Dominoes are played all over the world, with many games having their origins in Latin America. Even the Inuits, a group of Native people living in northern North America, play games that are similar to Western dominoes.
When you play domino, you have to be careful not to push a domino so far that it falls over. This is because each domino has potential energy, based on its position, and this potential energy can be converted to kinetic energy as it falls. This chain reaction can cause other dominoes to fall over as well.
While the chain reaction is one of the more interesting aspects of domino, there are other ways to play the game, and each variation has its own rules and scoring systems. For example, in double-twelve domino, the first tile laid down by a player must be a double, and subsequent tiles must be either doubles or triples.
The earliest recorded use of the word domino in the English language was in the mid-18th Century, and it was probably introduced to Britain by French prisoners toward the end of the same period. By the late 19th Century, dominoes were a common sight in British inns and taverns.
Originally, dominoes were used only for positional games, in which each player placed their tiles edge to edge against another. Each tile had a number of pips on its edge, and the player won when they were able to match adjacent tiles by number or form some specific sum.
Later, dominoes were used for a series of puzzle types. The earliest of these, documented in a book entitled Chu sz yam (Investigations on the Traditions of All Things), was invented by a statesman who presented it to Emperor Hui Tsung in 1120 CE. Later, the game was introduced to China via Japan, and eventually spread worldwide.
Domino’s strategy was to put its stores near college campuses so that it could capitalize on students looking for quick, affordable pizza. This was a key part of its success, and it allowed it to grow rapidly until, in 1977, it had over 200 locations. Since then, it has expanded its business to include a wide variety of delivery services and has also begun exploring drones as part of its fleet of delivery vehicles.
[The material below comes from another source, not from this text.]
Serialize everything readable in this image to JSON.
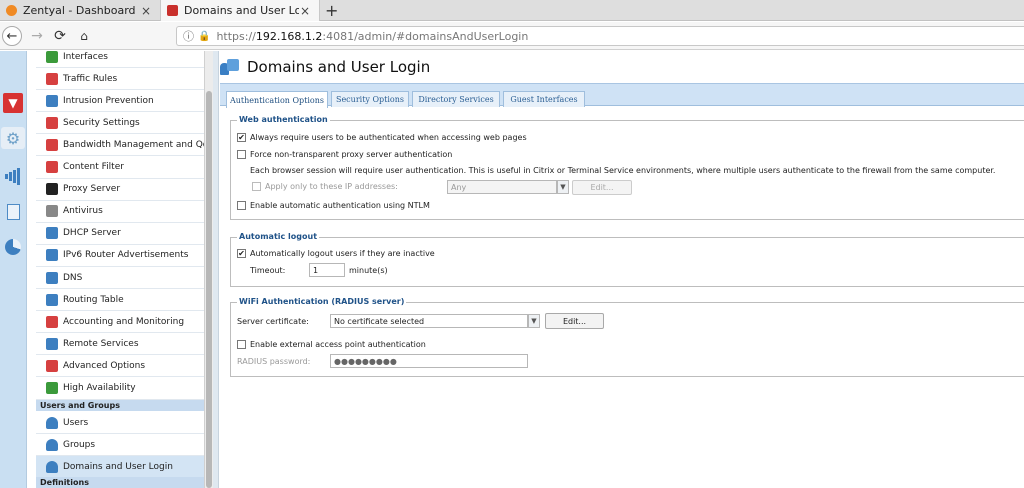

However, despite the apparent novelty of these new technologies, Domino’s remains a family-owned company that continues to be led by its original founder, Tom Monaghan.